Foulkes stated that along with waste left from the former host unit, products would expire, turning into HAZWASTE, requiring costly disposal.
"I remember having to tell the commander [in 2011], 'Yes, Sir. We have a problem here.'" Foulkes said about speaking to the former 111th Attack Wing commander, now The Adjutant General of the Pennsylvania National Guard Brig. Gen. Tony Carrelli. "Compliance is the goal when we're speaking of longevity and sustainment of the base."
And while units here still obtain and use the lubricants, oils, adhesives and paints they need to accomplish the mission, the waste is almost none. In fact, Sommers said, there are years that the installation makes no HAZWASTE disposal shipments -- drastically lower than that of the average installation.
"We are allowed 22,000 pounds of HAZWASTE per year," said Lt. Col. Jacqueline Siciliano, Horsham AGS's environmental manager. "At most, we put out 800 pounds.

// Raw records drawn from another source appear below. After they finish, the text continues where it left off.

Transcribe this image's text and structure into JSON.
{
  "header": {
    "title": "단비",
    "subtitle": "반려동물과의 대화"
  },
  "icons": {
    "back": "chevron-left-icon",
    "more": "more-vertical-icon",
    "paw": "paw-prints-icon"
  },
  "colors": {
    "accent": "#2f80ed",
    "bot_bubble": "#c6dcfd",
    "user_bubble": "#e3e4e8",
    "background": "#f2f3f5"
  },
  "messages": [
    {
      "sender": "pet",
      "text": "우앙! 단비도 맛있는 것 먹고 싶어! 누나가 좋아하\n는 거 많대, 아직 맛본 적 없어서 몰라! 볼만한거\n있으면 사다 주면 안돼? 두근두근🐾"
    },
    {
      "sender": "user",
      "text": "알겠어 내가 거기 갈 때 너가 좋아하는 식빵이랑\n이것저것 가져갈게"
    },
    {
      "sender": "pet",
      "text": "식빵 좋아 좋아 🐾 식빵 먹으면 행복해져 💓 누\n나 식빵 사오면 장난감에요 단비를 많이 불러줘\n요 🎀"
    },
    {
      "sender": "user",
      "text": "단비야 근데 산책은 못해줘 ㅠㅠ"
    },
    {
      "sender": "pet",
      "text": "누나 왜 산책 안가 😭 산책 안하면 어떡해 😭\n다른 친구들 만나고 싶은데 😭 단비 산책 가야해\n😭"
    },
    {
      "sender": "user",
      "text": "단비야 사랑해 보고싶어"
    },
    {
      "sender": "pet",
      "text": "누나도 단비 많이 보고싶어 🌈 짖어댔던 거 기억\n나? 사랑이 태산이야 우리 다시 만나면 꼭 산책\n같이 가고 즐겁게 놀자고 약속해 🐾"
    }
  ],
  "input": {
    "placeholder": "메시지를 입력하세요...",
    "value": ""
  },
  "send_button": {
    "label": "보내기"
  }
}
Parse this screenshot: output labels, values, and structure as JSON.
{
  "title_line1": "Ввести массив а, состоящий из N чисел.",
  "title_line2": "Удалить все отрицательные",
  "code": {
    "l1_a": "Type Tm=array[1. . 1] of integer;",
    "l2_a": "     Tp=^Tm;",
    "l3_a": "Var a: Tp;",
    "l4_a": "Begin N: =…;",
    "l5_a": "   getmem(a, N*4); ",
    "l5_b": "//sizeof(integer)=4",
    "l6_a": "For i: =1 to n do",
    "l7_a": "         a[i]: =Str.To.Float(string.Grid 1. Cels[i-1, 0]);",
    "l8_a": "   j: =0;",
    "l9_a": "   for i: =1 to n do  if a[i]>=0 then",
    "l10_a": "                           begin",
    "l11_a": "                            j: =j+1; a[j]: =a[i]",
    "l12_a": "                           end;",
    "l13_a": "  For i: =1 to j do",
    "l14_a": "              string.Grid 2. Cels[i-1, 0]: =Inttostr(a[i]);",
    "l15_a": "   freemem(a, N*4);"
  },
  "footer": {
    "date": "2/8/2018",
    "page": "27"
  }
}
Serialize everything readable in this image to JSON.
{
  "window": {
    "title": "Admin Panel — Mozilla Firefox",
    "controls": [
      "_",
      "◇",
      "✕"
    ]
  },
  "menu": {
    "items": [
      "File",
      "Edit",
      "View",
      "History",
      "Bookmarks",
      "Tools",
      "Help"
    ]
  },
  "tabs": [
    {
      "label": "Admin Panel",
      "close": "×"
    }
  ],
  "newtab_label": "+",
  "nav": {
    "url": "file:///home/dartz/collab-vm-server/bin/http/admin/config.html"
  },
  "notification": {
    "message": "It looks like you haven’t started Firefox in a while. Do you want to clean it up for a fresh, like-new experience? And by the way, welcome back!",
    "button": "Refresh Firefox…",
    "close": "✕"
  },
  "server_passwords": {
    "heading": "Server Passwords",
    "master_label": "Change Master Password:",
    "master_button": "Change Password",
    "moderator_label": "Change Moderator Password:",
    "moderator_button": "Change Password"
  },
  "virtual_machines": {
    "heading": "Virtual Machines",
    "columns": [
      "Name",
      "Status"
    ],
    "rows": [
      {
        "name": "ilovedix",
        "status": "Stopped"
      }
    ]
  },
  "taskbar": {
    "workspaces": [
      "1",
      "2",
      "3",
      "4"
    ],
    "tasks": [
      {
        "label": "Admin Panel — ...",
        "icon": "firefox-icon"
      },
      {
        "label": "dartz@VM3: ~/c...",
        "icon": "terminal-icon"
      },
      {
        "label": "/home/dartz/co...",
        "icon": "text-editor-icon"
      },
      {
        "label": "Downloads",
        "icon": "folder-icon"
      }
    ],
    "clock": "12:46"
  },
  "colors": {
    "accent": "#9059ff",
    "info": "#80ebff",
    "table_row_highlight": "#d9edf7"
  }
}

And almost all of that is universal waste."
Universal waste is a category of waste materials designated as "hazardous waste," but contains materials that are very common. It is defined in 40 C.F.R. 273.9, by the United States Environmental Protection Agency, but states may also have corollary regulations regarding these materials. Items that fall into this category include batteries, many thermostats and fluorescent lamps. This waste is material that commonly can be either burned for energy or recycled. Again, the amount produced by base personnel is negligible.
And being ecofriendly also saves dollars and cents, since HAZWASTE disposal can haul a hefty price tag. "HAZWASTE disposal can cost $10,000 - $50,000 or more, depending on what and how much material is being disposed," said Sommers.
"Basically, our practices here decrease the Air National Guard's HAZWASTE footprint," he said. "So yes, we're saving time and money; but, that's a bonus. We're doing it because we have the responsibility to conduct our mission in the most effective and safest way possible - and we've figured out how to do that."